Intangibles such as playing on a home court, recent retirements, motivation and injuries also need to be factored into a handicap in some way but are difficult to do so quantitatively. Believe it or not motivations can often be teased out of social media; player Instagram posts, quotes during media availability and coaches statements can shed light on how a player is approaching a given event or portion of the calendar. Players jockeying for ranking points is also worth considering when framing a medium to smaller size tournament at the outset. Plenty of players enter a tournament strictly for a paycheck, especially the smaller tournaments, and it’s not always easy to see those low motivational spots coming (presumably everyone except Nick Kyrgios wants to win a major so usually no surprises there).


Alright I’m done, I’ve calculated my win probability for this match-up, now what?

So let’s say for example you calculate that Kei Nishikori has an 18% win probability vs Novak Djokovic in the Australian Open quarterfinals and he’s priced on the money line at +600 which has a break even percentage of 14.6%. Despite having an edge, betting on the upset is likely beyond most bettor’s risk tolerance; thankfully there are other ways to attack this market. A decent strategy when you identify value on any underdog is to test path to victory and game script narratives that would support an upset to see if there is any merit to backing a handicap (similar to taking the points on an underdog in football or baseball) or an over on the match. For most matches there are betting markets for both game handicaps and set handicaps which may provide lower risk options to support the value side. Similarly and “over games” or “over sets” bet in a match is effectively supporting the underdog to give his opponent a test while avoiding the potential loss if they come up just short. In an effort to keep this basic, I’ll stop there and give you the opportunity to go through this decision making process yourself and learn what works for you and what doesn’t. Finally, the example above is purely hypothetical, I actually calculate a 91% chance Djoker defeats Nishikori and have action on the correct score 3-0 at -110 odds (which I make a 58% likelihood) in their quarterfinal match.

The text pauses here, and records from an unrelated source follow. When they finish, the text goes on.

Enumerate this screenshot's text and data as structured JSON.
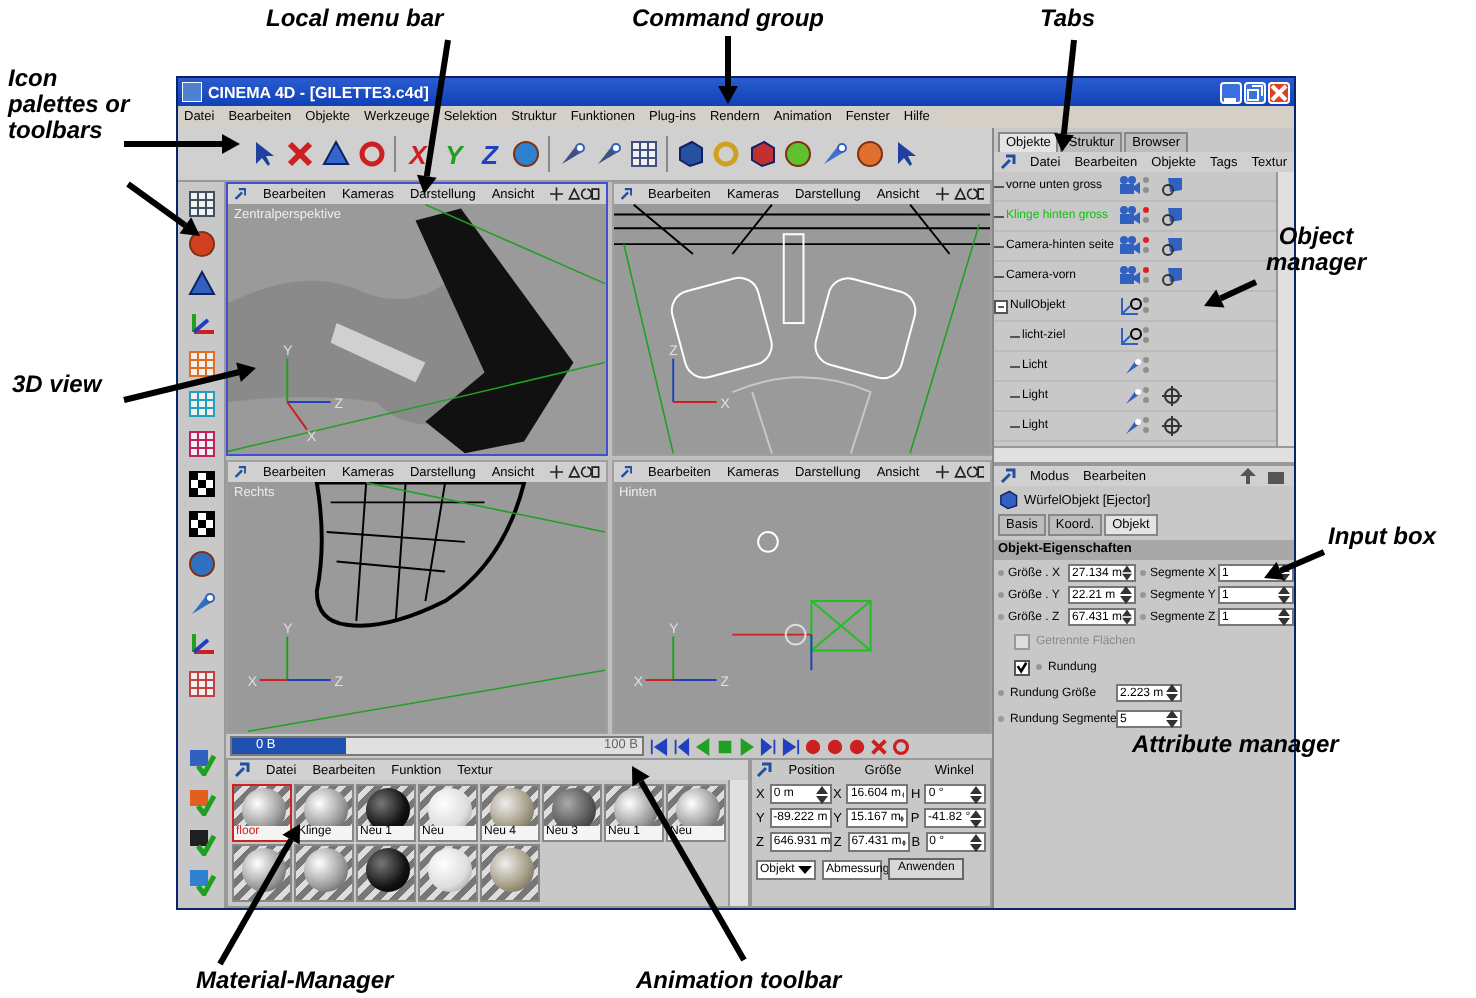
{
  "annotations": [
    {
      "text": "Local menu bar"
    },
    {
      "text": "Command group"
    },
    {
      "text": "Tabs"
    },
    {
      "text": "Icon palettes or toolbars"
    },
    {
      "text": "Object manager"
    },
    {
      "text": "3D view"
    },
    {
      "text": "Input box"
    },
    {
      "text": "Attribute manager"
    },
    {
      "text": "Material-Manager"
    },
    {
      "text": "Animation toolbar"
    }
  ],
  "window": {
    "title": "CINEMA 4D - [GILETTE3.c4d]"
  },
  "main_menu": [
    "Datei",
    "Bearbeiten",
    "Objekte",
    "Werkzeuge",
    "Selektion",
    "Struktur",
    "Funktionen",
    "Plug-ins",
    "Rendern",
    "Animation",
    "Fenster",
    "Hilfe"
  ],
  "axis_buttons": [
    "X",
    "Y",
    "Z"
  ],
  "viewports": [
    {
      "label": "Zentralperspektive",
      "selected": true,
      "kind": "render",
      "menu": [
        "Bearbeiten",
        "Kameras",
        "Darstellung",
        "Ansicht"
      ],
      "axes": {
        "up": "Y",
        "right": "Z",
        "down": "X"
      }
    },
    {
      "selected": false,
      "kind": "front",
      "menu": [
        "Bearbeiten",
        "Kameras",
        "Darstellung",
        "Ansicht"
      ],
      "axes": {
        "up": "Z",
        "right": "X"
      }
    },
    {
      "label": "Rechts",
      "selected": false,
      "kind": "side",
      "menu": [
        "Bearbeiten",
        "Kameras",
        "Darstellung",
        "Ansicht"
      ],
      "axes": {
        "up": "Y",
        "left": "X",
        "right": "Z"
      }
    },
    {
      "label": "Hinten",
      "selected": false,
      "kind": "back",
      "menu": [
        "Bearbeiten",
        "Kameras",
        "Darstellung",
        "Ansicht"
      ],
      "axes": {
        "up": "Y",
        "left": "X",
        "right": "Z"
      }
    }
  ],
  "timeline": {
    "start": "0 B",
    "end": "100 B",
    "level": 0.28
  },
  "material_manager": {
    "menu": [
      "Datei",
      "Bearbeiten",
      "Funktion",
      "Textur"
    ],
    "materials": [
      {
        "name": "floor",
        "selected": true
      },
      {
        "name": "Klinge",
        "selected": false
      },
      {
        "name": "Neu 1",
        "selected": false
      },
      {
        "name": "Neu",
        "selected": false
      },
      {
        "name": "Neu 4",
        "selected": false
      },
      {
        "name": "Neu 3",
        "selected": false
      },
      {
        "name": "Neu 1",
        "selected": false
      },
      {
        "name": "Neu",
        "selected": false
      },
      {
        "selected": false
      },
      {
        "selected": false
      },
      {
        "selected": false
      },
      {
        "selected": false
      },
      {
        "selected": false
      }
    ]
  },
  "coordinates": {
    "headers": [
      "Position",
      "Größe",
      "Winkel"
    ],
    "rows": [
      [
        {
          "axis": "X",
          "value": "0 m"
        },
        {
          "axis": "X",
          "value": "16.604 m"
        },
        {
          "axis": "H",
          "value": "0 °"
        }
      ],
      [
        {
          "axis": "Y",
          "value": "-89.222 m"
        },
        {
          "axis": "Y",
          "value": "15.167 m"
        },
        {
          "axis": "P",
          "value": "-41.82 °"
        }
      ],
      [
        {
          "axis": "Z",
          "value": "646.931 m"
        },
        {
          "axis": "Z",
          "value": "67.431 m"
        },
        {
          "axis": "B",
          "value": "0 °"
        }
      ]
    ],
    "dropdowns": [
      "Objekt",
      "Abmessung"
    ],
    "apply_button": "Anwenden"
  },
  "object_manager": {
    "tabs": [
      {
        "label": "Objekte",
        "selected": true
      },
      {
        "label": "Struktur",
        "selected": false
      },
      {
        "label": "Browser",
        "selected": false
      }
    ],
    "menu": [
      "Datei",
      "Bearbeiten",
      "Objekte",
      "Tags",
      "Textur"
    ],
    "objects": [
      {
        "name": "vorne unten gross",
        "kind": "camera",
        "selected": false,
        "active": false,
        "tags": [
          {
            "kind": "camera"
          }
        ]
      },
      {
        "name": "Klinge hinten gross",
        "kind": "camera",
        "selected": true,
        "active": true,
        "tags": [
          {
            "kind": "camera"
          }
        ]
      },
      {
        "name": "Camera-hinten seite",
        "kind": "camera",
        "selected": false,
        "active": true,
        "tags": [
          {
            "kind": "camera"
          }
        ]
      },
      {
        "name": "Camera-vorn",
        "kind": "camera",
        "selected": false,
        "active": true,
        "tags": [
          {
            "kind": "camera"
          }
        ]
      },
      {
        "name": "NullObjekt",
        "kind": "null",
        "selected": false,
        "active": false,
        "expanded": true,
        "children": [
          {
            "name": "licht-ziel",
            "kind": "null",
            "selected": false,
            "active": false
          },
          {
            "name": "Licht",
            "kind": "light",
            "selected": false,
            "active": false
          },
          {
            "name": "Light",
            "kind": "light",
            "selected": false,
            "active": false,
            "tags": [
              {
                "kind": "target"
              }
            ]
          },
          {
            "name": "Light",
            "kind": "light",
            "selected": false,
            "active": false,
            "tags": [
              {
                "kind": "target"
              }
            ]
          }
        ]
      }
    ]
  },
  "attribute_manager": {
    "menu": [
      "Modus",
      "Bearbeiten"
    ],
    "object": "WürfelObjekt [Ejector]",
    "tabs": [
      {
        "label": "Basis",
        "selected": false
      },
      {
        "label": "Koord.",
        "selected": false
      },
      {
        "label": "Objekt",
        "selected": true
      }
    ],
    "section": "Objekt-Eigenschaften",
    "fields": [
      {
        "label": "Größe . X",
        "value": "27.134 m",
        "segment_label": "Segmente X",
        "segment_value": "1"
      },
      {
        "label": "Größe . Y",
        "value": "22.21 m",
        "segment_label": "Segmente Y",
        "segment_value": "1"
      },
      {
        "label": "Größe . Z",
        "value": "67.431 m",
        "segment_label": "Segmente Z",
        "segment_value": "1"
      }
    ],
    "options": [
      {
        "kind": "checkbox",
        "label": "Getrennte Flächen",
        "checked": false,
        "disabled": true
      },
      {
        "kind": "checkbox",
        "label": "Rundung",
        "checked": true,
        "disabled": false
      },
      {
        "kind": "number",
        "label": "Rundung Größe",
        "value": "2.223 m"
      },
      {
        "kind": "number",
        "label": "Rundung Segmente",
        "value": "5"
      }
    ]
  }
}
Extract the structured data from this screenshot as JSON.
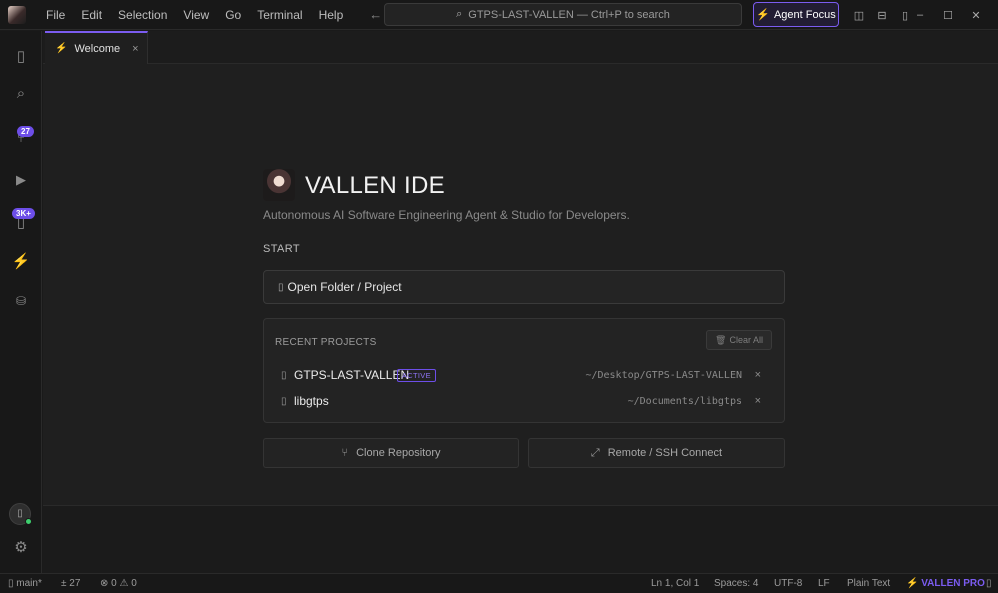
{
  "titlebar": {
    "menu": [
      "File",
      "Edit",
      "Selection",
      "View",
      "Go",
      "Terminal",
      "Help"
    ],
    "back_glyph": "←",
    "forward_glyph": "→",
    "command_search": "GTPS-LAST-VALLEN — Ctrl+P to search",
    "agent_focus_label": "Agent Focus",
    "window_controls": [
      "–",
      "☐",
      "✕"
    ]
  },
  "activity_bar": {
    "source_control_badge": "27",
    "extensions_badge": "3K+"
  },
  "tabs": [
    {
      "label": "Welcome",
      "close": "×"
    }
  ],
  "welcome": {
    "title": "VALLEN IDE",
    "subtitle": "Autonomous AI Software Engineering Agent & Studio for Developers.",
    "start_label": "START",
    "open_folder_label": "Open Folder / Project",
    "recent_title": "RECENT PROJECTS",
    "clear_all_label": "Clear All",
    "recent_projects": [
      {
        "name": "GTPS-LAST-VALLEN",
        "badge": "ACTIVE",
        "path": "~/Desktop/GTPS-LAST-VALLEN",
        "remove": "×"
      },
      {
        "name": "libgtps",
        "badge": "",
        "path": "~/Documents/libgtps",
        "remove": "×"
      }
    ],
    "clone_label": "Clone Repository",
    "remote_label": "Remote / SSH Connect"
  },
  "statusbar": {
    "branch": "main*",
    "changes": "± 27",
    "problems": "⊗ 0 ⚠ 0",
    "cursor": "Ln 1, Col 1",
    "spaces": "Spaces: 4",
    "encoding": "UTF-8",
    "eol": "LF",
    "language": "Plain Text",
    "pro": "⚡ VALLEN PRO"
  },
  "colors": {
    "accent": "#7b5cf0",
    "badge": "#6d4ee8",
    "online": "#3ecf6e"
  }
}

Best-of-luck trying your hand at tennis modeling, well worth your time to explore this highly liquid market with dozens of matches per day, all year round, especially now that football is over. Plus it’s easier than beating the NBA.